Dining Out Tip: Research, Research, Research
Before I eat at any new restaurant, I do my homework. That means researching the menu, reviews, photos and, most importantly, calling the restaurant to ensure that they can safely prepare a gluten-free and vegan meal.
Since my celiac diagnosis, gone are the days of eating freely in any restaurant I wanted to. Cross-contamination at restaurants can cause any meal labeled “gluten free” anything but.
My strategy in picking new restaurants to try, either around my home or when I’m traveling, is to Google gluten-free restaurants and begin looking at menus to get an idea of my options. Menus that have gluten-free and vegan options already labeled on their menu go to the front of my short list. As do places that say they have a separate gluten-free cooking space. But that doesn’t happen, so I begin weighing other factors. Having gluten free or vegan labeling on the menu earns points, and major points for gluten-free or vegan menus. Red flags arise if any menu says cross-contamination is common or likely. If items aren’t labeled, I then look for possible options, such as if a dish appears to be vegan and could be modified to be gluten-free. Examples include portobello mushroom sandwiches that can be served without the bun or salads that can have croutons removed. Likewise I look for meals with meat that look gluten-free, but could could be modified to be vegan. Grilled salmon with roasted sweet potatoes and veggies could be swapped with that portobello mushroom or chicken stir-fries could be made with with just veggies and rice.
Once I select a few restaurants, I try to find out as much about other gluten-free diners experiences at it. I tend to rely on findmeglutenfree.com for the most reliable reviews. I also look at Yelp, Trip Advisor and OpenTable to see if any of the reviews on there are from celiac patrons or those dining with them. This gives me a good idea of what the experience will be like. Are the restaurants very accommodating? Did previous diners get sick? How knowledgable are staff to celiac concerns? These are all questions I seek answers for.
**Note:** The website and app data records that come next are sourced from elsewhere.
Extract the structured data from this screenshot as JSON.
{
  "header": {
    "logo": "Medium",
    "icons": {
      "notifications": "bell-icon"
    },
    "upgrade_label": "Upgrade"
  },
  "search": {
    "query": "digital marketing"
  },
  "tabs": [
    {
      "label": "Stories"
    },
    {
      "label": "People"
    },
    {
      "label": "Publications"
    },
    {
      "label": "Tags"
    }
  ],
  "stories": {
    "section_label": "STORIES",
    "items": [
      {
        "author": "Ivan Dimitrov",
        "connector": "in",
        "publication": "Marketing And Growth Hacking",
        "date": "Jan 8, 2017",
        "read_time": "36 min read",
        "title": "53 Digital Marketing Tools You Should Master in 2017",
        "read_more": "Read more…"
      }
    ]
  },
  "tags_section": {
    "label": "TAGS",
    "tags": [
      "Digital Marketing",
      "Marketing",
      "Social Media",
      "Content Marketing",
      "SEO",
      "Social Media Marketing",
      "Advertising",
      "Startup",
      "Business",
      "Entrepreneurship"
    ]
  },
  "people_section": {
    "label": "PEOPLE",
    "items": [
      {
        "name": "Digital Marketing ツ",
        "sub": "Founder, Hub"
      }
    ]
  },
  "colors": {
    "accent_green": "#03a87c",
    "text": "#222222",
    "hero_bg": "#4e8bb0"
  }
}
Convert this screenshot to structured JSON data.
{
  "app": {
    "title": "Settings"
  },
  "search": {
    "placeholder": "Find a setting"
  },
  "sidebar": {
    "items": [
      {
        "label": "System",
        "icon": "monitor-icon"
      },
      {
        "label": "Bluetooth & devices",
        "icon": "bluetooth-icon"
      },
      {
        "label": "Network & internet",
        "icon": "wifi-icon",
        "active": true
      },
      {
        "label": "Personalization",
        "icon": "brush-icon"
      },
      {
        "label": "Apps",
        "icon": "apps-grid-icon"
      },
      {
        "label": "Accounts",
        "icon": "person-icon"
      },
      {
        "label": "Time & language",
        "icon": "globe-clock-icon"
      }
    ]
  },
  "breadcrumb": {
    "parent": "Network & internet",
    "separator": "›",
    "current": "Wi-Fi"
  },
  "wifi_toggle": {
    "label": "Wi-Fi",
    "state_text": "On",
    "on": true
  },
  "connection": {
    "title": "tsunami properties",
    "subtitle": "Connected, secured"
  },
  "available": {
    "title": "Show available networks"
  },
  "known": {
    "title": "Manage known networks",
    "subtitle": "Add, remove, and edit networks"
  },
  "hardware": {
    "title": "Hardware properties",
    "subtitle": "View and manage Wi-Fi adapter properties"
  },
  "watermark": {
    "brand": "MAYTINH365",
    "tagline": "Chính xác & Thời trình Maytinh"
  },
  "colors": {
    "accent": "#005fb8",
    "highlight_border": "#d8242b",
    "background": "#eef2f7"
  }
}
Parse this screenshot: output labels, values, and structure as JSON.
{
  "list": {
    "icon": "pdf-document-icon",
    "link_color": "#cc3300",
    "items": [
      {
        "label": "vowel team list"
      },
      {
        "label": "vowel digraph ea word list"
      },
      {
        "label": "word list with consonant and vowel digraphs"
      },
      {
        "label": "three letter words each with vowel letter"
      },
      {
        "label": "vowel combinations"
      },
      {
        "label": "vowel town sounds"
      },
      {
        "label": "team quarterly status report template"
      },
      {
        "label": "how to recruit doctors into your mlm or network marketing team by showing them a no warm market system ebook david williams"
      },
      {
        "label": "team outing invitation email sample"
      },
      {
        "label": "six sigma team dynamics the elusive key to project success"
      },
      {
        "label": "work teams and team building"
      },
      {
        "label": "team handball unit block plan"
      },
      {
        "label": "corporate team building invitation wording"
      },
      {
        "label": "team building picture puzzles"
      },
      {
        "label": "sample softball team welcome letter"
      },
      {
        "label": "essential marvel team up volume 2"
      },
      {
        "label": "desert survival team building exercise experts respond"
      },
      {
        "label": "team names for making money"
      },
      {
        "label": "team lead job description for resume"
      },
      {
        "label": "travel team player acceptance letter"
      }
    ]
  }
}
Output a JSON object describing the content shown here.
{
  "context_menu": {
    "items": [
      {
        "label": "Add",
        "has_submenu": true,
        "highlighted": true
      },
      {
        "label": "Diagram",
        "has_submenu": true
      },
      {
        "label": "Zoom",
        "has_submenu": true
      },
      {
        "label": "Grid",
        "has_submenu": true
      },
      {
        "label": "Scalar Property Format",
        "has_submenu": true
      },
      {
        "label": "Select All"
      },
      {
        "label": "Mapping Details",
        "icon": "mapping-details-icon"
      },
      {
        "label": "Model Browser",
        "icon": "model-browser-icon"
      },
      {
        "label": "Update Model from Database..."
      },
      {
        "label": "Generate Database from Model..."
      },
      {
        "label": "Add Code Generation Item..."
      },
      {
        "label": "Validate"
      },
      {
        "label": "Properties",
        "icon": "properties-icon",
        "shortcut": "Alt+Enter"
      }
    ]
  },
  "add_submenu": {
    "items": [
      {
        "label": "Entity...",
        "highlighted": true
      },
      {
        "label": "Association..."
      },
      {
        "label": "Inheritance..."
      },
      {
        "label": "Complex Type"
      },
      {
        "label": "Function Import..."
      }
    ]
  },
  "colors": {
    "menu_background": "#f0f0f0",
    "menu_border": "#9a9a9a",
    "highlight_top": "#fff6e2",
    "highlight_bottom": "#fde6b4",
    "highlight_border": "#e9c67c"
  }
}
Then I look at photos on the sites mentioned above. Sometimes you can see photos of the kitchen. Small kitchens tend to have a greater risk of cross-contamination versus larger kitchens that can prepare gluten-free items away from those containing gluten.
Finally, when I believe I have selected my best option, I call the restaurant. No matter how confident the menu sounds, I always call and have them assure me they know how to handle severe food allergies. If I question a menu item, I often ask for them to check with a chef to be sure. In addition, I tend to make reservations before I go, and if they allow it, ask that my gluten-free and vegan request go with the reservation. That helps to prevent any trouble arising when I arrive at the restaurant.
Now, all this being said, unless you are eating at an entirely gluten-free and vegan restaurant, problems can still occur. However, with this research beforehand, you can limit the risk of being left unable to eat anything or with a gluten-reaction afterwards.